It would be a daunting task for YouTube to ascertain which, if any, of the millions of clips on its website are infringing copyrightlaws. A cursory review of YouTube’s website demonstrates that it is astorage house for obscure home videos and familiar televisionbroadcasts. A random search of the site can turn up clips from CBS 60Minutes interviews; a home video of two lovers kissing; home videos ofpeople ranting and commenting about various contemporary issues; vacation videos; and numerous salacious music videos from today’s pop stars. In addition to being entertaining, YouTube provides its users with a forum to share their footage, ideas and artistic creativity. In the YouTube litigation, the Court must decide if a site that provides aforum for a true diversity of political discourse, unique opportunitiesfor artistic and cultural development, and myriad avenues for intellectual activity and recognition should be chilled or shut down in order to protect the rights of copyright holders.

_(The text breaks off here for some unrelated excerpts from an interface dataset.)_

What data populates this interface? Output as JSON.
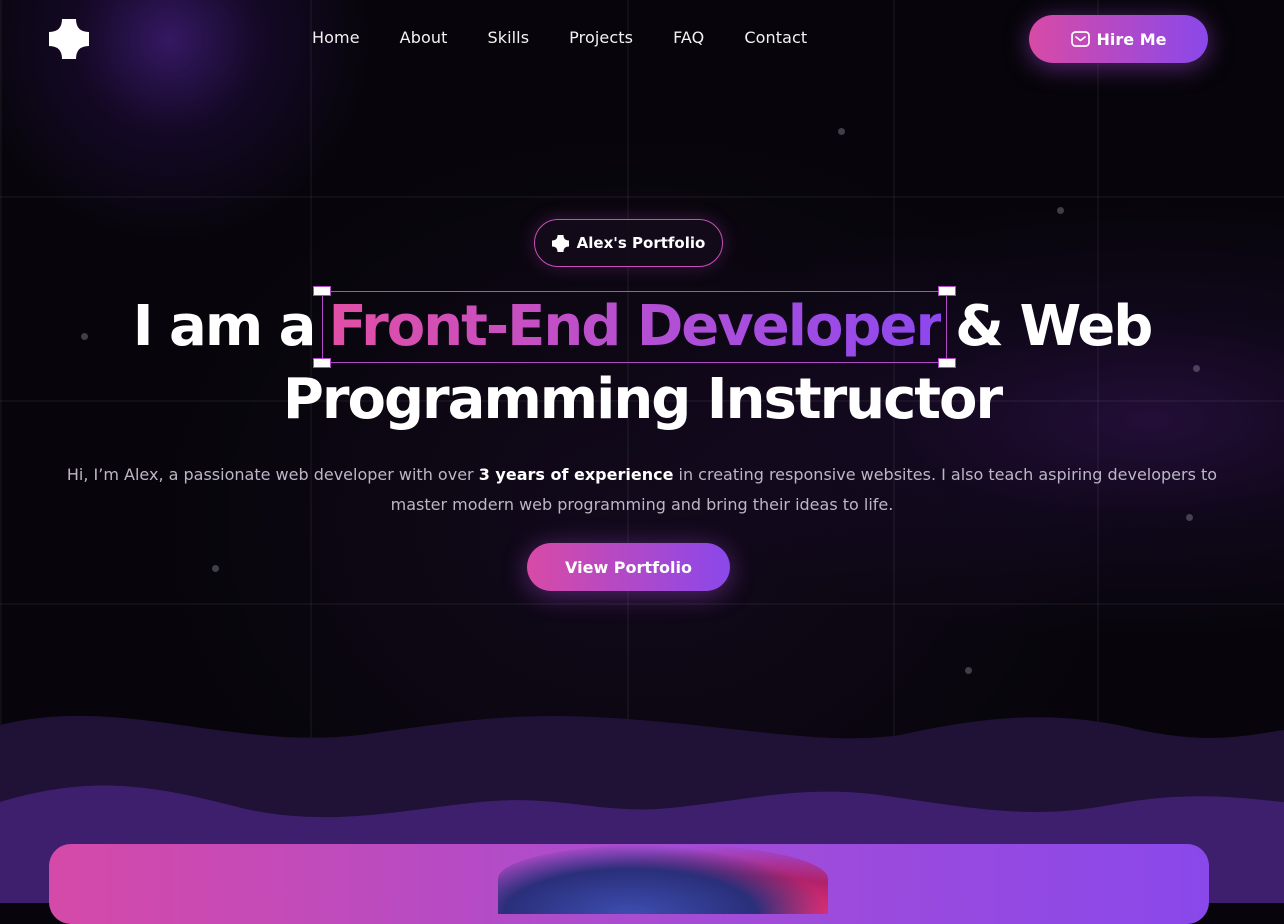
{
  "nav": {
    "items": [
      "Home",
      "About",
      "Skills",
      "Projects",
      "FAQ",
      "Contact"
    ],
    "hire_label": "Hire Me"
  },
  "hero": {
    "badge": "Alex's Portfolio",
    "headline_prefix": "I am a",
    "headline_highlight": "Front-End Developer",
    "headline_suffix": "& Web",
    "headline_line2": "Programming Instructor",
    "desc_before": "Hi, I’m Alex, a passionate web developer with over ",
    "desc_bold": "3 years of experience",
    "desc_after": " in creating responsive websites. I also teach aspiring developers to master modern web programming and bring their ideas to life.",
    "cta_label": "View Portfolio"
  },
  "colors": {
    "background": "#07050b",
    "gradient_start": "#d84aa6",
    "gradient_end": "#8a48ea",
    "wave_dark": "#1f1236",
    "wave_light": "#3e1f6e"
  },
  "icons": {
    "logo": "plus-cross-icon",
    "hire": "mail-icon",
    "badge": "plus-cross-icon"
  }
}
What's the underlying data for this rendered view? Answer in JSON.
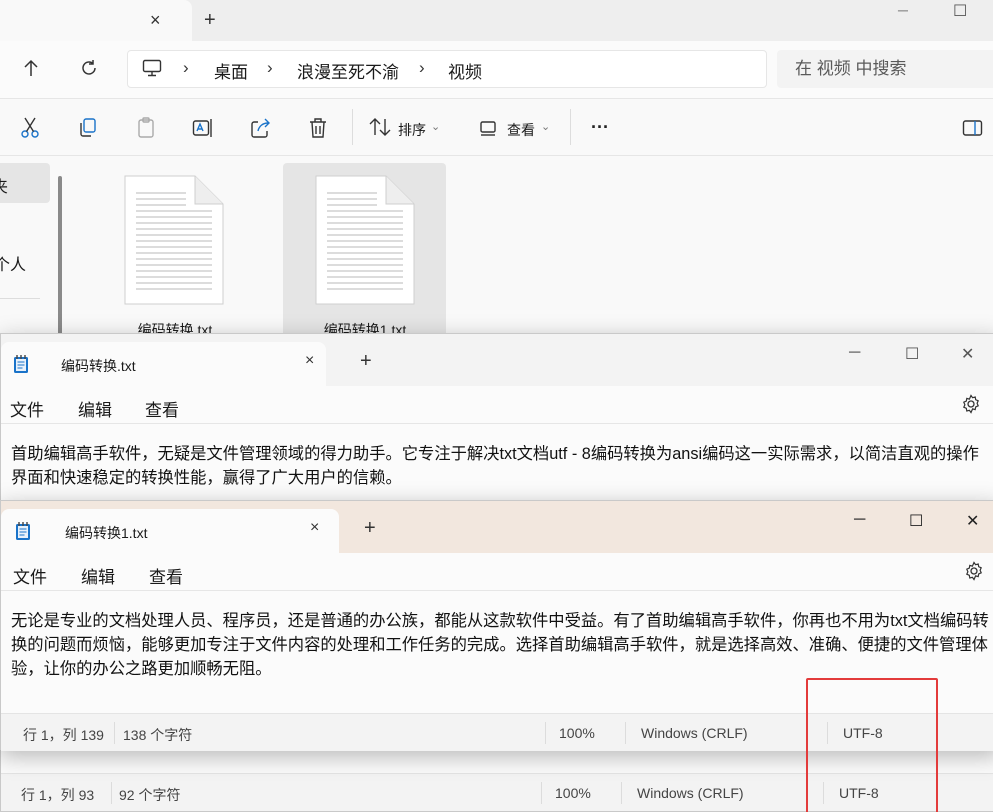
{
  "explorer": {
    "tab_close": "×",
    "tab_add": "+",
    "win_min": "─",
    "win_max": "☐",
    "breadcrumbs": [
      "桌面",
      "浪漫至死不渝",
      "视频"
    ],
    "crumb_sep": "›",
    "search_placeholder": "在 视频 中搜索",
    "toolbar": {
      "sort_label": "排序",
      "view_label": "查看",
      "more_label": "···"
    },
    "sidebar_items": [
      "夹",
      "个人"
    ],
    "files": [
      {
        "name": "编码转换.txt",
        "selected": false
      },
      {
        "name": "编码转换1.txt",
        "selected": true
      }
    ]
  },
  "notepad_back": {
    "tab_title": "编码转换.txt",
    "tab_close": "×",
    "tab_add": "+",
    "win_min": "─",
    "win_max": "☐",
    "win_close": "✕",
    "menu": [
      "文件",
      "编辑",
      "查看"
    ],
    "text": "首助编辑高手软件，无疑是文件管理领域的得力助手。它专注于解决txt文档utf - 8编码转换为ansi编码这一实际需求，以简洁直观的操作界面和快速稳定的转换性能，赢得了广大用户的信赖。",
    "status": {
      "position": "行 1，列 93",
      "chars": "92 个字符",
      "zoom": "100%",
      "line_ending": "Windows (CRLF)",
      "encoding": "UTF-8"
    }
  },
  "notepad_front": {
    "tab_title": "编码转换1.txt",
    "tab_close": "×",
    "tab_add": "+",
    "win_min": "─",
    "win_max": "☐",
    "win_close": "✕",
    "menu": [
      "文件",
      "编辑",
      "查看"
    ],
    "text": "无论是专业的文档处理人员、程序员，还是普通的办公族，都能从这款软件中受益。有了首助编辑高手软件，你再也不用为txt文档编码转换的问题而烦恼，能够更加专注于文件内容的处理和工作任务的完成。选择首助编辑高手软件，就是选择高效、准确、便捷的文件管理体验，让你的办公之路更加顺畅无阻。",
    "status": {
      "position": "行 1，列 139",
      "chars": "138 个字符",
      "zoom": "100%",
      "line_ending": "Windows (CRLF)",
      "encoding": "UTF-8"
    }
  },
  "colors": {
    "highlight": "#e33b3b",
    "notepad_front_titlebar": "#f2e7de",
    "notepad_icon": "#1a73c9"
  }
}
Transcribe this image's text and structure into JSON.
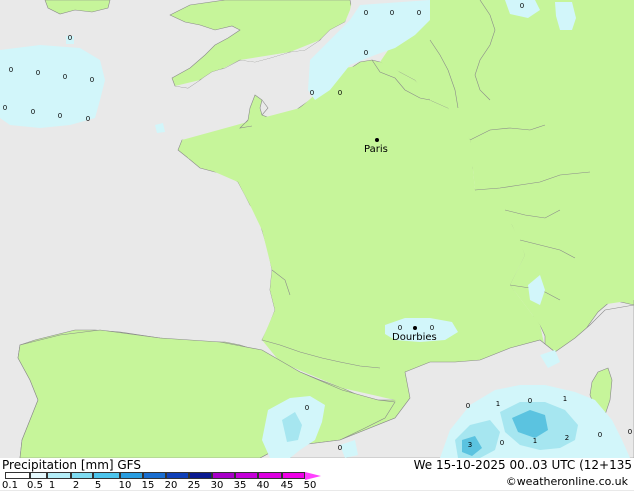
{
  "colors": {
    "sea": "#e9e9e9",
    "land": "#c6f59a",
    "precip_light": "#d2f6fa",
    "precip_mid": "#a6e6f0",
    "precip_heavy": "#5bc3e0"
  },
  "cities": [
    {
      "name": "Paris"
    },
    {
      "name": "Dourbies"
    }
  ],
  "precip_values": [
    "0",
    "0",
    "0",
    "0",
    "0",
    "0",
    "0",
    "0",
    "0",
    "0",
    "0",
    "0",
    "0",
    "0",
    "0",
    "0",
    "0",
    "0",
    "0",
    "0",
    "1",
    "0",
    "1",
    "3",
    "0",
    "1",
    "2",
    "0",
    "0",
    "0",
    "0",
    "0"
  ],
  "footer": {
    "title": "Precipitation [mm] GFS",
    "datetime": "We 15-10-2025 00..03 UTC (12+135",
    "credit": "©weatheronline.co.uk"
  },
  "scale": {
    "ticks": [
      "0.1",
      "0.5",
      "1",
      "2",
      "5",
      "10",
      "15",
      "20",
      "25",
      "30",
      "35",
      "40",
      "45",
      "50"
    ],
    "colors": [
      "#ffffff",
      "#e6fafe",
      "#b5eef8",
      "#7fdcf2",
      "#4cc4ec",
      "#2a9de0",
      "#1a6ed0",
      "#1040b8",
      "#0a1a90",
      "#a800c8",
      "#c400d8",
      "#dc00e0",
      "#f000e8",
      "#ff40ff"
    ]
  }
}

1 Robert Tur v. You Tube, Inc., No. CV06-4436 (C.D. Cal.)
3 See Tur, at paragraph 8.
4 Id. at paragraph 20.
5 The Digital Millennium Copyright Act (DMCA) of 1998, 17 U.S.C. §512.
8 Id at paragraph 14.
9 See MGM Studios.
11 Id at paragraph 20
13 Id at paragraph 19.
14 Id at paragraph 15.
15 See Tur, at paragraph 14.
16 Id at paragraph 18.